in the denominator. What we can see there is that we can get the k’s to cancel and

we’re just going to be left with 1. So we’ll have 3 to the first power. 3 to the first

power is of course just 3 so we can now pull 3 out in front of these limit here. So now,

we’re just taking 3 times the limit as k goes to infinity of k squared over k plus

1 squared. And what we want to do now, I’m going to

go ahead and multiply out the denominator so that we can see what we’ve got a little

bit more clearly. So the limit as k goes to infinity of k squared over and when we multiply

out the denominator, which is k plus 1 times k plus 1, we’ll get k squared plus 2k plus

1. And now, this is something that we do really commonly with these types of sequences and

series problems. In order to evaluate the limit as k goes to infinity, we’ll go ahead

and divide through the entire function here by k squared, which is the highest degree

term. k squared is the term with the largest exponent so if we had a k cubed somewhere

in here, we’ll want to divide by k cubed. The reason we do the largest one is because

we don’t want k to remain in the numerator of anyone of these individual terms. And remember

we’ll be dividing every single term by k squared. So when we divide k squared by k

squared, we’ll get 1. When we divide k squared in the denominator by k squared, we’ll get

1. 2k divided by k squared is going to give us 2/k. and 1 divided by k squared gives us

1 over k squared. So now, we can evaluate because when we plug

infinity in for k, this term here, 2/k will go to zero because the denominator of that

particular fraction becomes very, very, very large. And when the denominator goes to infinity

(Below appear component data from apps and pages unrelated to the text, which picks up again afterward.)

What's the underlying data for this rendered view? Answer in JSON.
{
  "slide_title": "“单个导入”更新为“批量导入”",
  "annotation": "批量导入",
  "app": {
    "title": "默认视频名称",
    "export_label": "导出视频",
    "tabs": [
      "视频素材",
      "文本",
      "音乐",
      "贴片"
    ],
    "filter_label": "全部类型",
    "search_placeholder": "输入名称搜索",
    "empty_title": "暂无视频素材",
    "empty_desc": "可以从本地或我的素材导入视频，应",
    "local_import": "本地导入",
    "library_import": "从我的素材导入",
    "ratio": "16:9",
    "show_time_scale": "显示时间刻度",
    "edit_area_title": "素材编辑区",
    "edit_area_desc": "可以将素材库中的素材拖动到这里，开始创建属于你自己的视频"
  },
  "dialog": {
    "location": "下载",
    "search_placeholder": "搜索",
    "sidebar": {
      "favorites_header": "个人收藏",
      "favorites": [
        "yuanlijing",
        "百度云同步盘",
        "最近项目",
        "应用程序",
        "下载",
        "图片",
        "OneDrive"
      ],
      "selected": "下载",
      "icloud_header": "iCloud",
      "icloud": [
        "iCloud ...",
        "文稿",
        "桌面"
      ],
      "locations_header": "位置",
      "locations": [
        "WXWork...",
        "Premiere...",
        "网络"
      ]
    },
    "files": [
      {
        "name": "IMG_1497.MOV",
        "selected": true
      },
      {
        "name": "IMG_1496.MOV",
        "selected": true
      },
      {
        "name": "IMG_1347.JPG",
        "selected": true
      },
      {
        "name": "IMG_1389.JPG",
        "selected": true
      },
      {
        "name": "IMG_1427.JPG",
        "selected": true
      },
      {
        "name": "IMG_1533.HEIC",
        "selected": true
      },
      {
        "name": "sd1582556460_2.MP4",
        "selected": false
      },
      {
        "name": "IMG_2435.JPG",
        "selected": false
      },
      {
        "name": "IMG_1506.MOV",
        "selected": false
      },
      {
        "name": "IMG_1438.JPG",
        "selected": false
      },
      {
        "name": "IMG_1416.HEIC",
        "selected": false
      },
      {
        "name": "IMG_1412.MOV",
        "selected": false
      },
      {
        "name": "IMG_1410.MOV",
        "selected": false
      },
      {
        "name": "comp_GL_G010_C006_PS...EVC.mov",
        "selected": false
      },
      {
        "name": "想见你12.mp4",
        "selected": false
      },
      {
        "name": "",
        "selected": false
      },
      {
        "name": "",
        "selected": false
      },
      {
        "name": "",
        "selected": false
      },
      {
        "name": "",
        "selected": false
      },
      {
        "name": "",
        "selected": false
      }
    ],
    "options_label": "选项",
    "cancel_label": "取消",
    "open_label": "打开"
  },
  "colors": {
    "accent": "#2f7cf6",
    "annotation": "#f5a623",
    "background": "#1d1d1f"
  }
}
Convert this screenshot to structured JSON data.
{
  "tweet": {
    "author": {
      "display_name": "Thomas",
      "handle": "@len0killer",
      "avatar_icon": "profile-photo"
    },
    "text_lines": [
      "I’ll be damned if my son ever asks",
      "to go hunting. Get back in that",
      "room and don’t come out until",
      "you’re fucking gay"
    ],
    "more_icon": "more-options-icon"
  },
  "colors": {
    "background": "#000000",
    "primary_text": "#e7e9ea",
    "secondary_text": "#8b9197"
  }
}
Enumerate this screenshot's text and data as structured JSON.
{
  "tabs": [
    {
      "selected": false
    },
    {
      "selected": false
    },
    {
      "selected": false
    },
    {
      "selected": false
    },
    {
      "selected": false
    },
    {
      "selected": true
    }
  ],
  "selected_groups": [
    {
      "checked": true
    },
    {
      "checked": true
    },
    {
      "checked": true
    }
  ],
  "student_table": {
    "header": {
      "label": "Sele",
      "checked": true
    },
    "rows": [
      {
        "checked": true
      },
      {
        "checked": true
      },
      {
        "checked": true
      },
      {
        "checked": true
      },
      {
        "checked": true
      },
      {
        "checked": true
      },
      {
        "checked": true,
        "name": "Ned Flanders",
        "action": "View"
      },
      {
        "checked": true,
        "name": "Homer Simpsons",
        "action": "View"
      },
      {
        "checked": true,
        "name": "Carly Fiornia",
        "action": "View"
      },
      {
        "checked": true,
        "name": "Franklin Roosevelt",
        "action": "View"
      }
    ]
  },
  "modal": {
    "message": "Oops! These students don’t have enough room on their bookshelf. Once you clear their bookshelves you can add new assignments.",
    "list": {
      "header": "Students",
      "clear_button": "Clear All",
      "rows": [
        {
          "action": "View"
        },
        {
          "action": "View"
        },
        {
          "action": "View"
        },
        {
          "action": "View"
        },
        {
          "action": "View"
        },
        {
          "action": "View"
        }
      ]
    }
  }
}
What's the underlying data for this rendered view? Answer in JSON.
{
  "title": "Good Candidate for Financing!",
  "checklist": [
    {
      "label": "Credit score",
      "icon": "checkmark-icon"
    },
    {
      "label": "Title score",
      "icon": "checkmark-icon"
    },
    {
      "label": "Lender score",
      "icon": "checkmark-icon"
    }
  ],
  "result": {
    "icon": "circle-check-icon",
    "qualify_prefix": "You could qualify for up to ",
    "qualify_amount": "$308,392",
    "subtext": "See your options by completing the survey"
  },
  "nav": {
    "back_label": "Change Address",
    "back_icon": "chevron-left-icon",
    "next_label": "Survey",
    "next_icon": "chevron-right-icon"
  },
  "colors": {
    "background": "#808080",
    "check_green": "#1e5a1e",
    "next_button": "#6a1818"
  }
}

and becomes large, the entire term is going to approach zero so that will become zero.

This term here, 1 over k squared again the denominator will become infinitely large and

that term will approach zero. So what we’re left with is 3 times the limit as k approaches

infinity of 1 over 1, which is just 1. So our answer here is 3. If we return back to

our original formula or the ratio test that we’re using, we can see here that the function

converges if L is less than one and diverges if L is greater than 1. We’ve just found

that L is equal to 3. So since 3 is larger than 1, that means that the series is going

to diverge. So we’ll go ahead and say, diverges by the ratio test. Because we found the L

is equal to 3 and 3 is greater than 1 which is what the ratio test asks us to apply.

So that’s it. I hope that video helped you guys and I will see you in the next one. Bye!